[ABOUT THIS TASK]
Copy each line below in which the word "kind" occurs.

(Entries from a dataset of interfaces)
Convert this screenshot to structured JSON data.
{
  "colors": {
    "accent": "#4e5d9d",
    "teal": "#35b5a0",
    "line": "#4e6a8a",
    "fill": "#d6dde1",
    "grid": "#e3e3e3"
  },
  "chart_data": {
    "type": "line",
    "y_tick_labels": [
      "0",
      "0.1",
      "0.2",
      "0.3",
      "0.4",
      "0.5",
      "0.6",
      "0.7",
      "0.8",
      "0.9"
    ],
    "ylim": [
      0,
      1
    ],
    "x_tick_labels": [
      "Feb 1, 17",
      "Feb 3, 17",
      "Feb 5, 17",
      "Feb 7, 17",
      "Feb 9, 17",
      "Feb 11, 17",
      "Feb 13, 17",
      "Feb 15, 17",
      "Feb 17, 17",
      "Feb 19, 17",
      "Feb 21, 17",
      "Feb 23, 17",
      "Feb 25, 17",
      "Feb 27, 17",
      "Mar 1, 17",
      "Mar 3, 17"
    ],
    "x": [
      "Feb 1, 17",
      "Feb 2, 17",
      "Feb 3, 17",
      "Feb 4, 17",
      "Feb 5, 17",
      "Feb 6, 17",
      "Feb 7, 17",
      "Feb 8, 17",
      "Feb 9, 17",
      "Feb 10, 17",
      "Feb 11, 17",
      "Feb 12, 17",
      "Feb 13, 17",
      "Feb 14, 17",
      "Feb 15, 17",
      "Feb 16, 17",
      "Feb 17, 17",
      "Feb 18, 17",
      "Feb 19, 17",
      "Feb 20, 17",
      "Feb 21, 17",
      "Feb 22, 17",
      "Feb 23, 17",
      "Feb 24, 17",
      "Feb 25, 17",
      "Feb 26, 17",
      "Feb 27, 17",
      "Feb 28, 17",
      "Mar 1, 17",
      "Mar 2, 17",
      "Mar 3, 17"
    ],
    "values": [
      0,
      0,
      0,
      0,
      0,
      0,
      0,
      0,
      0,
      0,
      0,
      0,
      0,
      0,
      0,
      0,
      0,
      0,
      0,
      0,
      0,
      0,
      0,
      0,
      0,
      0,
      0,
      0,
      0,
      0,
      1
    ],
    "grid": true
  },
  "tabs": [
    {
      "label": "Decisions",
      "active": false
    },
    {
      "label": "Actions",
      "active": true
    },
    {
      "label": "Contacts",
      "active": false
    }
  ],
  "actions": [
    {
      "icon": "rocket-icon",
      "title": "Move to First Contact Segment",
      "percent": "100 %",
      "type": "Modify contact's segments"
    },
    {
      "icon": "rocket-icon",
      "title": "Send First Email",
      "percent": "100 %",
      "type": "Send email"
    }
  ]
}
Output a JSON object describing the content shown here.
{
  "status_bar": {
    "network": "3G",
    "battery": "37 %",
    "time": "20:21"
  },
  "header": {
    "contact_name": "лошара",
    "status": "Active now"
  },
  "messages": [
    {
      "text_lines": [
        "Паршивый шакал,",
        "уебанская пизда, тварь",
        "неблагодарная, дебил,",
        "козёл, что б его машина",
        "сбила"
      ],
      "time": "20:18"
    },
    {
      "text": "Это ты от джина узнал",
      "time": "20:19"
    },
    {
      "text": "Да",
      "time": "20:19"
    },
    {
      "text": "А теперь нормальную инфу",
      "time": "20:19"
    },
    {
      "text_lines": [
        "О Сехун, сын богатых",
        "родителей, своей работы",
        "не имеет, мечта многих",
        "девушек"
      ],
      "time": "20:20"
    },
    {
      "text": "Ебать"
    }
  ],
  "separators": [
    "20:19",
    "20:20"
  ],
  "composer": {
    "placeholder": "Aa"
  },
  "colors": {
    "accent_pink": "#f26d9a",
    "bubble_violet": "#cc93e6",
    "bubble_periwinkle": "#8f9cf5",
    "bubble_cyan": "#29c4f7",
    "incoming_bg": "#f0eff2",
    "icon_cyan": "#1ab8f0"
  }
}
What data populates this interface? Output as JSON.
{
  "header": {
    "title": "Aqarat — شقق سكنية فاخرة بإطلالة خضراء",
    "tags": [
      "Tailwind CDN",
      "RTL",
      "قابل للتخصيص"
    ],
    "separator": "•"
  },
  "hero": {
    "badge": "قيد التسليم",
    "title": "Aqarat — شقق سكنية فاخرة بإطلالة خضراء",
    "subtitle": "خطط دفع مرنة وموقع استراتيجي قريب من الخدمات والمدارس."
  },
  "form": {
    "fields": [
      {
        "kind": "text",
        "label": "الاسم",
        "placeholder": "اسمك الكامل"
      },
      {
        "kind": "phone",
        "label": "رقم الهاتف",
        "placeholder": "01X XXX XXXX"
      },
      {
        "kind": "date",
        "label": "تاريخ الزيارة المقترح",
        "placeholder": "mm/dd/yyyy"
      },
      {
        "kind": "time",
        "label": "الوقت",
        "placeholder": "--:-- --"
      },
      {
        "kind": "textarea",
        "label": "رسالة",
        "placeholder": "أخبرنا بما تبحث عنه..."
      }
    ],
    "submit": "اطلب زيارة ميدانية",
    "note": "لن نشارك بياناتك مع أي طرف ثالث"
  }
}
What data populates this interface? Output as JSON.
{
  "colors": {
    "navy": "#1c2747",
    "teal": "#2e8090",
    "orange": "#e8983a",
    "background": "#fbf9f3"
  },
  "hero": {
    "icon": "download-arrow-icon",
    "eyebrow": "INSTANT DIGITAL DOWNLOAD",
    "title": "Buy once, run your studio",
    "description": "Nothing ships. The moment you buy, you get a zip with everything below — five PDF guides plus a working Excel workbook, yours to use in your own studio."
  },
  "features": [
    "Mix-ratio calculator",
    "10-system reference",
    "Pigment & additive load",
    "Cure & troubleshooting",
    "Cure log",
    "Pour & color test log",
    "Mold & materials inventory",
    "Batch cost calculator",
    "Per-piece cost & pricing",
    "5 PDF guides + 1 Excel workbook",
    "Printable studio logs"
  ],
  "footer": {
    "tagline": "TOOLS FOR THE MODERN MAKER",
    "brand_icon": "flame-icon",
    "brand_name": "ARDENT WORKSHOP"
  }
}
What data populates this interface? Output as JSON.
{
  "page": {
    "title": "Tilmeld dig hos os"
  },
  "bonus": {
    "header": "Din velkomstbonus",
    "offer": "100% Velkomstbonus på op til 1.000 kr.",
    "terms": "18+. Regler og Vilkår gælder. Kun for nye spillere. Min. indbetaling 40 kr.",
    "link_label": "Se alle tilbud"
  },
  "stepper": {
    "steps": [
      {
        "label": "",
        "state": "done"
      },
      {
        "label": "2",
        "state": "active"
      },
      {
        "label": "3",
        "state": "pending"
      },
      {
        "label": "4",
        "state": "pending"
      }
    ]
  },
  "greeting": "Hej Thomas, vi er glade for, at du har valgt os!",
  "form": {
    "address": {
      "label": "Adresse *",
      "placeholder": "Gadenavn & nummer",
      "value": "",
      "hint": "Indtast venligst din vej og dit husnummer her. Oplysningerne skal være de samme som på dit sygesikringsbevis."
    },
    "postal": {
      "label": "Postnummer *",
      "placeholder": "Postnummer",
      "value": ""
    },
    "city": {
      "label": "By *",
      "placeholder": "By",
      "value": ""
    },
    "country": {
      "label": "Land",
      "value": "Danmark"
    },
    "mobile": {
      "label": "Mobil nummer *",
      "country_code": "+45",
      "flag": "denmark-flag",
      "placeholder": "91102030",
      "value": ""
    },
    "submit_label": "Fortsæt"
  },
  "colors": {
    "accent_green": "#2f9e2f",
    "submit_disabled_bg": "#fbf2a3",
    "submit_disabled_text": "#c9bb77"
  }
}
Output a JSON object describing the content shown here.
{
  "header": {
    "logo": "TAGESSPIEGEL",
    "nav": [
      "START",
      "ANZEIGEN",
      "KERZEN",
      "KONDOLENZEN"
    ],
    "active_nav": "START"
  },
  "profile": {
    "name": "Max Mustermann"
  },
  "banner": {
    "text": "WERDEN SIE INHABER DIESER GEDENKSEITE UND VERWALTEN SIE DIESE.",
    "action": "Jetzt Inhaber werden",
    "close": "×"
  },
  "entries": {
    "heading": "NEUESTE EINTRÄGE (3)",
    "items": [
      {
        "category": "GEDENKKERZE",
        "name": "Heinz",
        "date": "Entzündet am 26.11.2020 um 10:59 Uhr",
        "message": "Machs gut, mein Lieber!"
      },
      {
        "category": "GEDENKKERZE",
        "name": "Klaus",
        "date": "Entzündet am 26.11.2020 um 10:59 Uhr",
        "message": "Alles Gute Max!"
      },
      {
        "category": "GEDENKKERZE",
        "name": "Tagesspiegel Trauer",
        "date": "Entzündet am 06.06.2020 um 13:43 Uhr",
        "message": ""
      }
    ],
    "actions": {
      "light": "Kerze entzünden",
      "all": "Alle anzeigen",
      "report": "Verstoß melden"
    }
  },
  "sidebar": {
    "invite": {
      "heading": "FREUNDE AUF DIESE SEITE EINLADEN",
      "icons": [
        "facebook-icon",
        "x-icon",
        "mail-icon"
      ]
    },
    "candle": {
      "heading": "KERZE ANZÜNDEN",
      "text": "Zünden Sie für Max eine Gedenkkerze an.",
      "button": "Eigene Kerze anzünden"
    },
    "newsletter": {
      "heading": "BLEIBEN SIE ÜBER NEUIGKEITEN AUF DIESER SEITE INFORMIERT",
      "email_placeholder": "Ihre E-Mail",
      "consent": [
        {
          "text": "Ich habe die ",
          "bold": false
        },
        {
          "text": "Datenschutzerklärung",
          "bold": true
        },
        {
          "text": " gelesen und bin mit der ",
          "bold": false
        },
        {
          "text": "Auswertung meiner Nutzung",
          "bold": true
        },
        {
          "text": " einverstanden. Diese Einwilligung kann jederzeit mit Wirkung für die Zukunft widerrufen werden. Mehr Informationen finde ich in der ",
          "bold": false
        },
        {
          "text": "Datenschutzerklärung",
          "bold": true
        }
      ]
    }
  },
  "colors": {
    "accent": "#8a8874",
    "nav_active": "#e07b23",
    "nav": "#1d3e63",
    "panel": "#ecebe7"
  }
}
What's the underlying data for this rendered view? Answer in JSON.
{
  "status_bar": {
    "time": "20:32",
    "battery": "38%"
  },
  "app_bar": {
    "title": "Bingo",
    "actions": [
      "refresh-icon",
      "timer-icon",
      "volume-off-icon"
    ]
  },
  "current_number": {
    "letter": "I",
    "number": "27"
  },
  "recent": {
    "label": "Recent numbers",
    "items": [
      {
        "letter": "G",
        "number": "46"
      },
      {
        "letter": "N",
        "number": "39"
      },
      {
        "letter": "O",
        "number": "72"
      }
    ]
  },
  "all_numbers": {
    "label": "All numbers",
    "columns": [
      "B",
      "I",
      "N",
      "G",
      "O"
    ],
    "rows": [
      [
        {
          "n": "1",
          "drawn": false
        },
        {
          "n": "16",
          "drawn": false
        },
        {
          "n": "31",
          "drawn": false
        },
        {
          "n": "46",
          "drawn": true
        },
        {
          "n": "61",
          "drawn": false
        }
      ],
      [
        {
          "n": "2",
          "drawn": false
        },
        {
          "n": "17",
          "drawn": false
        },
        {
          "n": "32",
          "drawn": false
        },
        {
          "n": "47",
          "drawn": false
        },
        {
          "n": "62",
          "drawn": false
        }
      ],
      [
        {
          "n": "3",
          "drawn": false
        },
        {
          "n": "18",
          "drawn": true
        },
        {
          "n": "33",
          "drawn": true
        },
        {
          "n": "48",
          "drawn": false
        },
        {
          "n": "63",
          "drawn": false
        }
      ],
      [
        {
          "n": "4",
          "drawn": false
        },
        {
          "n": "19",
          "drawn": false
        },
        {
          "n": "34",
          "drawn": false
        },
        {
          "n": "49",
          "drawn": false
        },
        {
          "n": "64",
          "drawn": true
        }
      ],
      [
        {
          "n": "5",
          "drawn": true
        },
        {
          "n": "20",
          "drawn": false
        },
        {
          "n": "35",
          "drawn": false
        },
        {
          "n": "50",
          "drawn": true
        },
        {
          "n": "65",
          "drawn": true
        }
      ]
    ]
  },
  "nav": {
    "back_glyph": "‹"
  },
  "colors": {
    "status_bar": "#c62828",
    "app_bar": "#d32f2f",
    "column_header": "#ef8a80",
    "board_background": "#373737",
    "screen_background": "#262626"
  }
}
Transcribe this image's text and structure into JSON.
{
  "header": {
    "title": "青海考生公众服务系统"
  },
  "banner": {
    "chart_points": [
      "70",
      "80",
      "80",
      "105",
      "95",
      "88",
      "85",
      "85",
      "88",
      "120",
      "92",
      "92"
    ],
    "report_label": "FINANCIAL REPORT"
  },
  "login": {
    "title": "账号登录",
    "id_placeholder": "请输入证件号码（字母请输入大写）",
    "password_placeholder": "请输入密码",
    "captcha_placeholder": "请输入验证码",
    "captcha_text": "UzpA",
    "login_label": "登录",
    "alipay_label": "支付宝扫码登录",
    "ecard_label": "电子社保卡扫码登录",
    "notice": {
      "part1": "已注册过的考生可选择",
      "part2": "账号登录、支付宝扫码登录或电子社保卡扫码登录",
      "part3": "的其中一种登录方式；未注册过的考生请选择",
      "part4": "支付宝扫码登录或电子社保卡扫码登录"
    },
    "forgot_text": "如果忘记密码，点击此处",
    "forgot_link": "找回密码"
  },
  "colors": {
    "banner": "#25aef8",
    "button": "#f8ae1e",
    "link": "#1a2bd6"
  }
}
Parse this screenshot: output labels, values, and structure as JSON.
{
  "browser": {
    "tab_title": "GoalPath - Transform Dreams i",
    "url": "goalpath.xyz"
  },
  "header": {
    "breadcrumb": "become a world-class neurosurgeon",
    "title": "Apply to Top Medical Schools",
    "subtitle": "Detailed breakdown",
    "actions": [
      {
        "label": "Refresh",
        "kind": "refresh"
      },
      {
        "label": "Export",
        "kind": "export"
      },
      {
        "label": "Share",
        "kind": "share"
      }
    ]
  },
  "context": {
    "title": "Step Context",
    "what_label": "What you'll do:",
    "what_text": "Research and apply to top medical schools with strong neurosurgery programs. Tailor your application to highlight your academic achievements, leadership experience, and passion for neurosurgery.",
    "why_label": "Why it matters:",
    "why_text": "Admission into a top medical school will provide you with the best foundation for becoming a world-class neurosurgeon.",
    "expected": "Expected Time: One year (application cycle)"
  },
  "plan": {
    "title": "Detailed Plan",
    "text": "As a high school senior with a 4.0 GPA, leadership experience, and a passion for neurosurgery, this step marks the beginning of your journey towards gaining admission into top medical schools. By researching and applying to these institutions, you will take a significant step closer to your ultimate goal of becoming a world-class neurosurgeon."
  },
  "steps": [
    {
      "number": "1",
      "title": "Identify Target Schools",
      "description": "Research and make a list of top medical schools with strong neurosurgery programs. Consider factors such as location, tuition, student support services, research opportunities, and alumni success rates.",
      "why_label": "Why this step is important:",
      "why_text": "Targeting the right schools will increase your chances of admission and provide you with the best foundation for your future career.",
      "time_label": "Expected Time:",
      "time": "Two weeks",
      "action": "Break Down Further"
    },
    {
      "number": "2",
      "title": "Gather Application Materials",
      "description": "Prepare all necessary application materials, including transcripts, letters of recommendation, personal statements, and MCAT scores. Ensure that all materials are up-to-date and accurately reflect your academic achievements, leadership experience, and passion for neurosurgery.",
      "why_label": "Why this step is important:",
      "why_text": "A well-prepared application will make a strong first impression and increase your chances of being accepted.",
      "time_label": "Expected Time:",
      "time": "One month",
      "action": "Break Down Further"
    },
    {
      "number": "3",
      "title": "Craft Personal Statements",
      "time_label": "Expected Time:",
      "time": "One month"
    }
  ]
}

[RESULT OF THIS TASK]
        "kind": "text",
        "kind": "phone",
        "kind": "date",
        "kind": "time",
        "kind": "textarea",
        "kind": "refresh"
        "kind": "export"
        "kind": "share"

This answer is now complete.